Not to entirely condemn required reading. Tackling Crime and Punishment as a hs senior reinvigorated my love of books and pushed me to becoming a lit major in college. But it again has universal themes (particularly of guilt, which was right in the wheelhouse of a guy in his 13th year of Catholic schooling) that I could connect to.

To bring it back to Dickens, I'll take the unusual stance of saying that as much as I love his characters and plotting, I actually find his writing to be pretty underwhelming. As a one-time attorney, it's very clear he's a lawyer, and sometimes he writes like one... a bad one at that. Why use 2 words when 20 will do? Why use clear, active voice, when you can assemble a dense and bewildering series of dependent, passive clauses to get there the scenic (befuddled) way? Sometimes he does hit gold, but there are a lot of times when reading his works that I want to revert to my old profession and scream "get to the freaking point counselor!"
 

Bick

A Member of the Forum
Supporter
Joined
Jul 26, 2012
Messages
1,983
Location
Auckland, NZ
A question for those who have read Barnaby Rudge. This was, I believe, the first or second book Dickens wrote, but publication was delayed until he released it in serial form in his own magazine. As such, its very early, having been written even before Nickleby or Twist an may have been rejected by a publisher initially. So, my question is, does it read more like Pickwick, and does it have the same sort of difficulties as his earliest work, or is it better than that? I have avoided it as I knew it was an early almost experimental work. Any view would be very welcome.
 

Bick

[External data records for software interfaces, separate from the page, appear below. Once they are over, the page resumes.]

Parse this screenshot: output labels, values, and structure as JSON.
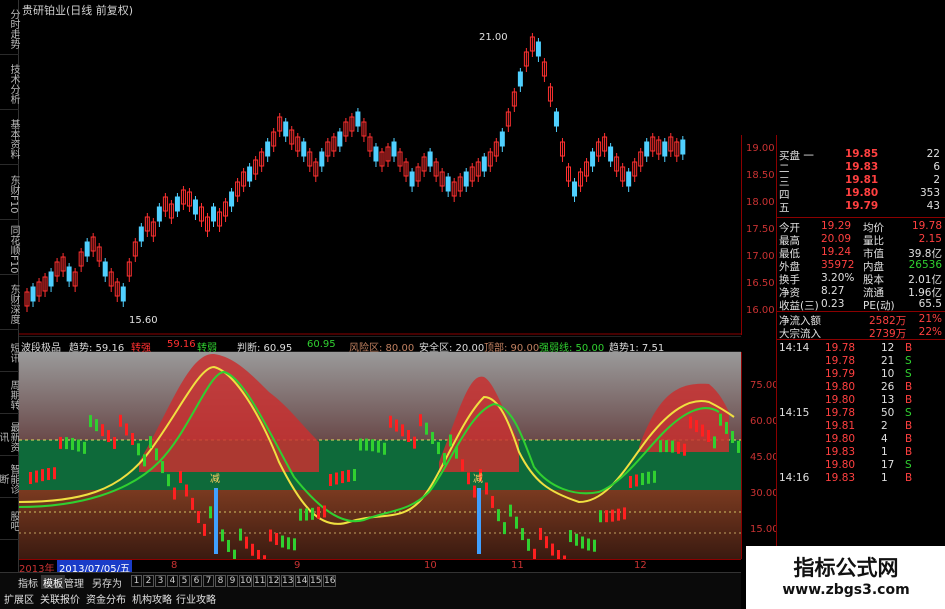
{
  "title": "贵研铂业(日线 前复权)",
  "left_tabs": [
    "分时走势",
    "技术分析",
    "基本资料",
    "东财F10",
    "同花顺F10",
    "东财深度",
    "短讯",
    "周期转",
    "最新资讯",
    "智能诊断",
    "股吧"
  ],
  "kline": {
    "high_label": "21.00",
    "low_label": "15.60",
    "price_axis": [
      "19.00",
      "18.50",
      "18.00",
      "17.50",
      "17.00",
      "16.50",
      "16.00"
    ]
  },
  "indicator_bar": [
    {
      "text": "波段极品",
      "color": "#dcdcdc"
    },
    {
      "text": "趋势: 59.16",
      "color": "#dcdcdc"
    },
    {
      "text": "转强",
      "color": "#ff3030"
    },
    {
      "text": "59.16",
      "color": "#ff3030"
    },
    {
      "text": "转弱",
      "color": "#30d030"
    },
    {
      "text": "判断: 60.95",
      "color": "#dcdcdc"
    },
    {
      "text": "60.95",
      "color": "#30d030"
    },
    {
      "text": "风险区: 80.00",
      "color": "#c08060"
    },
    {
      "text": "安全区: 20.00",
      "color": "#dcdcdc"
    },
    {
      "text": "顶部: 90.00",
      "color": "#c08060"
    },
    {
      "text": "强弱线: 50.00",
      "color": "#30d030"
    },
    {
      "text": "趋势1: 7.51",
      "color": "#dcdcdc"
    }
  ],
  "indicator": {
    "axis": [
      "75.00",
      "60.00",
      "45.00",
      "30.00",
      "15.00"
    ],
    "signal_label": "减"
  },
  "date_bar": {
    "year": "2013年",
    "date": "2013/07/05/五",
    "months": [
      "8",
      "9",
      "10",
      "11",
      "12"
    ]
  },
  "quote": {
    "asks": [
      {
        "label": "买盘 一",
        "price": "19.85",
        "vol": "22"
      },
      {
        "label": "二",
        "price": "19.83",
        "vol": "6"
      },
      {
        "label": "三",
        "price": "19.81",
        "vol": "2"
      },
      {
        "label": "四",
        "price": "19.80",
        "vol": "353"
      },
      {
        "label": "五",
        "price": "19.79",
        "vol": "43"
      }
    ],
    "stats": [
      {
        "k1": "今开",
        "v1": "19.29",
        "c1": "#ff4040",
        "k2": "均价",
        "v2": "19.78",
        "c2": "#ff4040"
      },
      {
        "k1": "最高",
        "v1": "20.09",
        "c1": "#ff4040",
        "k2": "量比",
        "v2": "2.15",
        "c2": "#ff4040"
      },
      {
        "k1": "最低",
        "v1": "19.24",
        "c1": "#ff4040",
        "k2": "市值",
        "v2": "39.8亿",
        "c2": "#e0e0e0"
      },
      {
        "k1": "外盘",
        "v1": "35972",
        "c1": "#ff4040",
        "k2": "内盘",
        "v2": "26536",
        "c2": "#30d030"
      },
      {
        "k1": "换手",
        "v1": "3.20%",
        "c1": "#e0e0e0",
        "k2": "股本",
        "v2": "2.01亿",
        "c2": "#e0e0e0"
      },
      {
        "k1": "净资",
        "v1": "8.27",
        "c1": "#e0e0e0",
        "k2": "流通",
        "v2": "1.96亿",
        "c2": "#e0e0e0"
      },
      {
        "k1": "收益(三)",
        "v1": "0.23",
        "c1": "#e0e0e0",
        "k2": "PE(动)",
        "v2": "65.5",
        "c2": "#e0e0e0"
      }
    ],
    "flows": [
      {
        "label": "净流入额",
        "value": "2582万",
        "pct": "21%"
      },
      {
        "label": "大宗流入",
        "value": "2739万",
        "pct": "22%"
      }
    ],
    "ticks": [
      {
        "time": "14:14",
        "price": "19.78",
        "vol": "12",
        "side": "B"
      },
      {
        "time": "",
        "price": "19.78",
        "vol": "21",
        "side": "S"
      },
      {
        "time": "",
        "price": "19.79",
        "vol": "10",
        "side": "S"
      },
      {
        "time": "",
        "price": "19.80",
        "vol": "26",
        "side": "B"
      },
      {
        "time": "",
        "price": "19.80",
        "vol": "13",
        "side": "B"
      },
      {
        "time": "14:15",
        "price": "19.78",
        "vol": "50",
        "side": "S"
      },
      {
        "time": "",
        "price": "19.81",
        "vol": "2",
        "side": "B"
      },
      {
        "time": "",
        "price": "19.80",
        "vol": "4",
        "side": "B"
      },
      {
        "time": "",
        "price": "19.83",
        "vol": "1",
        "side": "B"
      },
      {
        "time": "",
        "price": "19.80",
        "vol": "17",
        "side": "S"
      },
      {
        "time": "14:16",
        "price": "19.83",
        "vol": "1",
        "side": "B"
      }
    ]
  },
  "tabs_row1": [
    "指标",
    "模板",
    "管理",
    "另存为"
  ],
  "tabs_row1_nums": [
    "1",
    "2",
    "3",
    "4",
    "5",
    "6",
    "7",
    "8",
    "9",
    "10",
    "11",
    "12",
    "13",
    "14",
    "15",
    "16"
  ],
  "tabs_row2": [
    "扩展区",
    "关联报价",
    "资金分布",
    "机构攻略",
    "行业攻略"
  ],
  "watermark": {
    "line1": "指标公式网",
    "line2": "www.zbgs3.com"
  }
}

A Member of the Forum
Supporter
Joined
Jul 26, 2012
Messages
1,983
Location
Auckland, NZ
To bring it back to Dickens, I'll take the unusual stance of saying that as much as I love his characters and plotting, I actually find his writing to be pretty underwhelming. As a one-time attorney, it's very clear he's a lawyer, and sometimes he writes like one... a bad one at that. Why use 2 words when 20 will do? Why use clear, active voice, when you can assemble a dense and bewildering series of dependent, passive clauses to get there the scenic (befuddled) way? Sometimes he does hit gold, but there are a lot of times when reading his works that I want to revert to my old profession and scream "get to the freaking point counselor!"
He's no more verbose than any other author of the time, in my opinion, and the language and exactitude of expression in the prose is what I love about Victorian literature, personally. Austen could be even more verbose - a reflection of the even earlier time period she was writing in perhaps. Likewise, Trollope, Elliot, James, Collins, etc. All used 20 words when Tom Clancy would use 5. But they tend to be better words I think. If you're not a fan of the prevalent style of the era, perhaps 19th century literature isn't for you?
 

Similar threads


Top